Before I got pregnant, I thought I knew exactly what my child’s ethnic identity would be. I had the obvious answers in my head that meshed perfectly with my perspective on Mixed identity. I knew if my child was brown or “high yellow” with cottony hair, he or she would be a black kid with a white father, and if my child’s phenotype obviously showed his or her racial backgrounds, then I would raise my child as mixed. I was not prepared for a child who so often looks non-anglo white to strangers and many in our close circle (people see the English/Irish white features of her father then assume because of her curls that she’s ½ Italian, ½ Jewish, ½ Puerto Rican, ½ Lebanese….almost any ethnicity except the ½ African American that she is). The mirror and people who actually look at her facial structure assure me that she is almost my twin in a different skin. However, I was not prepared for the way common place situations with strangers and those I know, in which I am mistaken for the nanny, the aunt, or told, “She don’t look a thing like you,” “She looks just like her daddy doesn’t she?” “I don’t see any black in her,” or “She’s white. You’re not going to let her say she’s black are you?” impact the quickness with which I respond to my daughter’s simple questions like, “Why am I white and you’re chocolate milk?”

Thoughts from One of Those Black People


Hi, my name is Randie Henderson and I am “one of those black people” but I often find myself wondering “why am I doing this?” I also find myself praying and trying to understand why God did not give me a passion for dolphins, trees, or cars, but instead gave me a passion for justice, education, and resistance—in short, people. This passion is hard, difficult, and personal. I literally internalize every failure, every turned head, and every apathetic shrug from black people who believe I am out of my mind. In exhaustion I try to explain that I do not know how to love them or myself silently and because of this, I do not know how to passively address racism, sexism, and other forms of oppression and terrorism that directly affect me and them daily.

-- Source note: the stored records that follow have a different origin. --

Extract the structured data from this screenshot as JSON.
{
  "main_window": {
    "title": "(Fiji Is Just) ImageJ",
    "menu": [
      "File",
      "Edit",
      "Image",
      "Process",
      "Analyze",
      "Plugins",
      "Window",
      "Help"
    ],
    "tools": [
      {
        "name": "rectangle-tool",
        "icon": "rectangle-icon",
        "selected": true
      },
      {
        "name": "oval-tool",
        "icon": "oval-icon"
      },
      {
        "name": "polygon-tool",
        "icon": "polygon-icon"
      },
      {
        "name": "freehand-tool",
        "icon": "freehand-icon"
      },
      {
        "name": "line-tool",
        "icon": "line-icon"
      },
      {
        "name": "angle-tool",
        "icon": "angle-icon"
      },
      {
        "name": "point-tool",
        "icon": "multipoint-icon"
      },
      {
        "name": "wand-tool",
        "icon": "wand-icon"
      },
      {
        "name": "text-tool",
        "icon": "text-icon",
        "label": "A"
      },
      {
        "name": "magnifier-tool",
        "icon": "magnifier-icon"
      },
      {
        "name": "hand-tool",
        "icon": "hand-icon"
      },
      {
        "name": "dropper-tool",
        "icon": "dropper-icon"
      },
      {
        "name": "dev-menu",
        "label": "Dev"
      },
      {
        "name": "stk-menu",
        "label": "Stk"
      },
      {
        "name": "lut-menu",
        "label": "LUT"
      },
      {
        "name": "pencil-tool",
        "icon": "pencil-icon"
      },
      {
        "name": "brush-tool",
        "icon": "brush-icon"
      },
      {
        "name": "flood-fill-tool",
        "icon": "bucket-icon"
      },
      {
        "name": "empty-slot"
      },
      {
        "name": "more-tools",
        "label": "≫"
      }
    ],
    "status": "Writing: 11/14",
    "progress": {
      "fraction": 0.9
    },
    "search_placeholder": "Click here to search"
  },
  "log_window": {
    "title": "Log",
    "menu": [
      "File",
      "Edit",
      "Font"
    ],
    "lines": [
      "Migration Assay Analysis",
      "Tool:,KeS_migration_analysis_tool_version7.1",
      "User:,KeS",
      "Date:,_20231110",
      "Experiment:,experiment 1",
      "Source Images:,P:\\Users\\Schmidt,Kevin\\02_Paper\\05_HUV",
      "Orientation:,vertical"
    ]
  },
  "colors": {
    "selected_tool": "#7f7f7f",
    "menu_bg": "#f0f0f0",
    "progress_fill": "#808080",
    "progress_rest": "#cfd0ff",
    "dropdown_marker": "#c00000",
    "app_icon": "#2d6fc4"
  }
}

Friday, July 25, 2014

Historian Darlene Clark Hine to Be Honored by White House


Northwestern University history professor Darlene Clark Hine will receive a National Humanities Medal for outstanding achievements in history Monday at the White House.

President Barack Obama is scheduled to present the award, which recognizes work in history, cultural studies, filmmaking, cultural commentary and historic preservation, to Hine and nine other recipients.

Why This Black Woman Stands with Palestine


For the past several weeks, the headlines have been about the Israeli-Palestinian conflict and social media has been in a fervor. Friends become enemies and make vile accusations at one another over political disagreements. People are passionate about the conflict, and Americans should be. America has given 3 billion dollars in aid each year.  Some people will talk about the conflict to no-end in private, but won't post on social-networks for fear of alienating friends or peers.

On Being Divisive


In the days since I published this piece, I've come to realize that I made a grievous error in neglecting the potential harm my words could bring to Mr. Garner's family and friends, and to them I offer an apology.

Wednesday, July 23, 2014

How My Miscarriage Gave Me My Greatest Blessing


by Nancy Arroyo Ruffin

She smells of hope and new beginnings. Buried in my arms, her tiny hands hang limply against her side as she rests her perfect little face on my shoulders. Rocking her to sleep, I nestle my nose in the folds of her neck until the softness of her skin greets me like fresh linen on a summer day. Our breathing becomes a synchronized melody; our heartbeats become one. I can't believe that in six days my baby will be 2 years old. There was a time when I prayed for moments like this, a time when she seemed like an unattainable dream; something that I yearned for.